State how many lines in the records below contain the word "icon". Nothing else is needed.

Interface dataset entries
BEGIN

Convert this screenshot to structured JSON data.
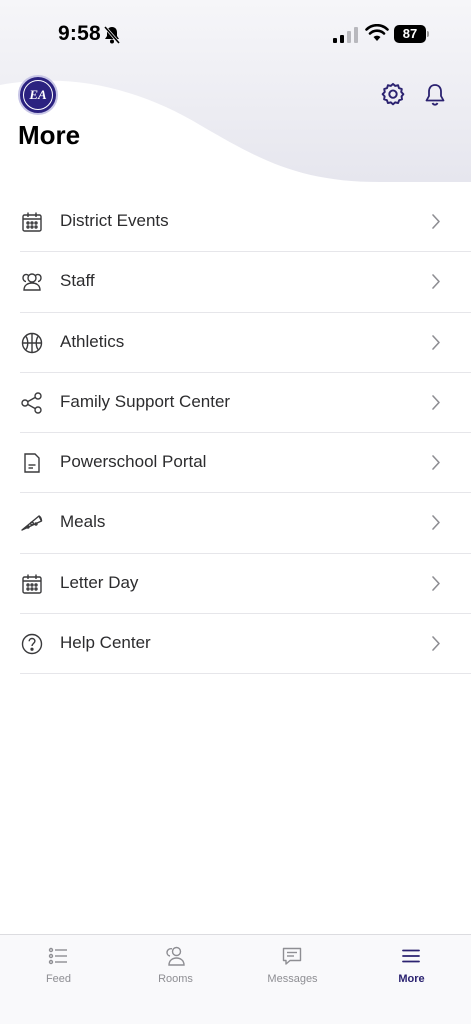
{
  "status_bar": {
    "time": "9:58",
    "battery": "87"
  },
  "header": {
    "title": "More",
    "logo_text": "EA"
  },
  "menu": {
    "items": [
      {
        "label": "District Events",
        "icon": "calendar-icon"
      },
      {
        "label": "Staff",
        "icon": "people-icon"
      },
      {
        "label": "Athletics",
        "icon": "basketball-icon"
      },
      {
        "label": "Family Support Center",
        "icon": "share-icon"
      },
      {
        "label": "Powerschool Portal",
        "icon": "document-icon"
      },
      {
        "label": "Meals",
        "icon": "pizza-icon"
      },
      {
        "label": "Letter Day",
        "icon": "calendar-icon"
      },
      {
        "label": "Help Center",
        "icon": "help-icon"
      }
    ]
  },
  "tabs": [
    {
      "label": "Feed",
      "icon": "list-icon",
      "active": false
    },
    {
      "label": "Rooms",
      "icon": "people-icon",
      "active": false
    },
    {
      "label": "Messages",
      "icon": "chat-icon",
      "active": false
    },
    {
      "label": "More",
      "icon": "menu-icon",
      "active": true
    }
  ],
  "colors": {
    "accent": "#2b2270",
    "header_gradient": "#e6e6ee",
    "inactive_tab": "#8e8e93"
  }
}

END

● Result of the exercise
12